Postoperative epidural hematomas are another complication, usually on the day of surgery, and can cause postoperative spinal cord compression and induce symptom aggravation.32 Their occurrence is correlated with incomplete intraoperative hemostasis, blocked drainage tubes or coagulopathy. No postoperative epidural hematoma occurred in the present study. This lack of epidural hematomas was probably due to the intraoperative hemostasis and postoperative draining used in the current study. Hematomas in the vertebral canal can injure the spinal cord with catastrophic consequences if it is not treated urgently. If neural dysfunction gradually increases after the operation, the possibility of epidural hematoma should be considered and, if high doses of methylprednisolone do not improve the symptoms, surgical exploration should be carried out after a short period of observation.
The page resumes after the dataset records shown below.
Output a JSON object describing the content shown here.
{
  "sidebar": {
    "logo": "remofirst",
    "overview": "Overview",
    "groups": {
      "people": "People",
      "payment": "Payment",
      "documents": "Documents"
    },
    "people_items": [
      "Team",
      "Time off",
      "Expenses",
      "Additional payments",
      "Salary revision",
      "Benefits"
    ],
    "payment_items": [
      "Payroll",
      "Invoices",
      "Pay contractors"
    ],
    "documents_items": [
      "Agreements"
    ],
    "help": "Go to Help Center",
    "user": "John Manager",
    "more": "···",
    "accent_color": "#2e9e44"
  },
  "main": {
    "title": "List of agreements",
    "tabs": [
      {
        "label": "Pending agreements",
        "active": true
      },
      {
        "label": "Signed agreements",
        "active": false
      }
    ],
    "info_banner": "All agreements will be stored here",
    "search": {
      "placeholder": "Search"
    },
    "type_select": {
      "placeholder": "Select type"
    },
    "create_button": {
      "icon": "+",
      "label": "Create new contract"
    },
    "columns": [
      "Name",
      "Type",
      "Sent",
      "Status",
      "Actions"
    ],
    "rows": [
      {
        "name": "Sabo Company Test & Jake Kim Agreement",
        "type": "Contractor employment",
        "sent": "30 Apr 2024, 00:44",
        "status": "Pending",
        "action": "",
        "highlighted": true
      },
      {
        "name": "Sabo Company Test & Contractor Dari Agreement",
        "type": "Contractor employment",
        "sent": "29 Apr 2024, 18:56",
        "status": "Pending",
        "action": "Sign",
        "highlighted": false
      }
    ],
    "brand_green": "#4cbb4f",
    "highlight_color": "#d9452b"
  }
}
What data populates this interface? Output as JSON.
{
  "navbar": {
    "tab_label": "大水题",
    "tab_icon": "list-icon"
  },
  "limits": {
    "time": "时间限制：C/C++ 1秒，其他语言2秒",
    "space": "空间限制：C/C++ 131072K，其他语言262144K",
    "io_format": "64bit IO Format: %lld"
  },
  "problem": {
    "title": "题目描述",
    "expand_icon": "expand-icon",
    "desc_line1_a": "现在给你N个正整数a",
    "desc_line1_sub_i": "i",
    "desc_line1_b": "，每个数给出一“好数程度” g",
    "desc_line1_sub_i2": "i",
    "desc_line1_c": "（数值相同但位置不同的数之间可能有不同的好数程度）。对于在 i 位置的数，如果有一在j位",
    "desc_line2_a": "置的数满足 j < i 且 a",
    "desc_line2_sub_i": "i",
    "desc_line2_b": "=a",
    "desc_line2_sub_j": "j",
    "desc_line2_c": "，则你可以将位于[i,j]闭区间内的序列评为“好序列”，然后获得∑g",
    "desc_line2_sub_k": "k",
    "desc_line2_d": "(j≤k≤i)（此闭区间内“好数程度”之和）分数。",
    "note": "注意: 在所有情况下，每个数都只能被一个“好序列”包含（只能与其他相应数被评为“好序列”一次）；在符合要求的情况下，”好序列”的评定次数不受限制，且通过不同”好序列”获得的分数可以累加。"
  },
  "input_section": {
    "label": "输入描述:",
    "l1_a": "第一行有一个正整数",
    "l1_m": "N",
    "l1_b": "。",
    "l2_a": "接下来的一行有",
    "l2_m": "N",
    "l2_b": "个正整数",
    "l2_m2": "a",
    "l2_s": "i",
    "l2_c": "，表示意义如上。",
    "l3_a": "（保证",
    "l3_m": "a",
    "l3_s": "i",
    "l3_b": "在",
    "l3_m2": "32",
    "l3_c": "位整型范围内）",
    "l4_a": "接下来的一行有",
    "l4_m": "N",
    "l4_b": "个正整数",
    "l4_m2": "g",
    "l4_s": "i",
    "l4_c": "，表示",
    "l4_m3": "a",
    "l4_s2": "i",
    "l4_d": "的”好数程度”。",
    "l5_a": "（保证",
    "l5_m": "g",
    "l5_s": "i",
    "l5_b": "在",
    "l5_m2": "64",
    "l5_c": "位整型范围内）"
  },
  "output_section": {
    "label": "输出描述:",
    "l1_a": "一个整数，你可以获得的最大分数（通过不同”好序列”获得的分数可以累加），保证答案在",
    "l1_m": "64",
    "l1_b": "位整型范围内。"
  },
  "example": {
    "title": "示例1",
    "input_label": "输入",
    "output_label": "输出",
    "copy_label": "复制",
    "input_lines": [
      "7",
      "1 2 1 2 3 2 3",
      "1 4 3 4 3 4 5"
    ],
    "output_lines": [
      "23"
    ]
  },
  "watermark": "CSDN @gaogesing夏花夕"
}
Prognostic factors for thoracic OLF

Several authors reported that some factors might affect the surgical outcome which included preoperative neurological status, duration of preoperative symptoms, CT findings, intramedullary signal change on T2WI, age, sex, number of levels involved, and type of OLF and so on.13, 19, 20, 22, 33, 34, 56 Preoperative severity of myelopathy was considered as the most important predictor of the postoperative outcome.19, 20, 22, 56 In accordance with this finding, our research confirmed that preoperative severity of myelopathy was the most important predictor of the highest postoperative JOA score and the lowest percentage RR in multiple linear regression analyses. In addition, the OLF level (middle thoracic), preoperative duration of symptoms and intramedullary signal change on T2WI were also confirmed and significantly correlated with the surgical outcome by multiple regression analysis. Meanwhile, our research revealed that sex, age at surgery, body mass index, current smoking, alcohol, diabetes mellitus, number of levels involved, sagittal configurations (beak or round), axial configurations (unilateral, bilateral or bridged), DO and aided by fusion with instrumentation were not significantly related to the surgical outcome.


A limitation of this study was that it was a retrospective unrandomized case–control study, and the numbers of patients in this study were relatively small. The mean 49.2 months follow-up duration in this study was too short to evaluate the efficacy of posterior decompressive laminectomy and resection of the OLF in treatment of TM caused by OLF. In addition, patients of thoracic OLF are often associated with the coexisting spinal disorders, such as ossification of posterior longitudinal ligament, disc herniation, canal stenosis or OLF at other spinal levels, were reported to make the surgical decision more complicated and the surgical outcome more unpredictable. However, the subjects were excluded in our study. Further large-scale prospective investigations on the predictive factors for poor surgical outcome in thoracic OLF surgery through long-term follow-up period will be necessary in the future.


Thoracic OLF is a relatively common disease that produces myelopathy in the thoracic area. The thoracic OLF has the problems of relatively high surgical risk and unpredictable surgical outcome. On the basis of the results of this study, we think that biomechanical and anatomical factors may have a key role in thoracic OLF progression. Posterior decompressive laminectomy and resection of the OLF can be considered an effective, reliable and safe alternative procedure in the treatment of TM caused by OLF. The OLF level, preoperative duration of symptoms, intramedullary signal change on T2WI and preoperative severity of myelopathy were confirmed and significantly correlated with the surgical outcome.

Data archiving

There were no data to deposit.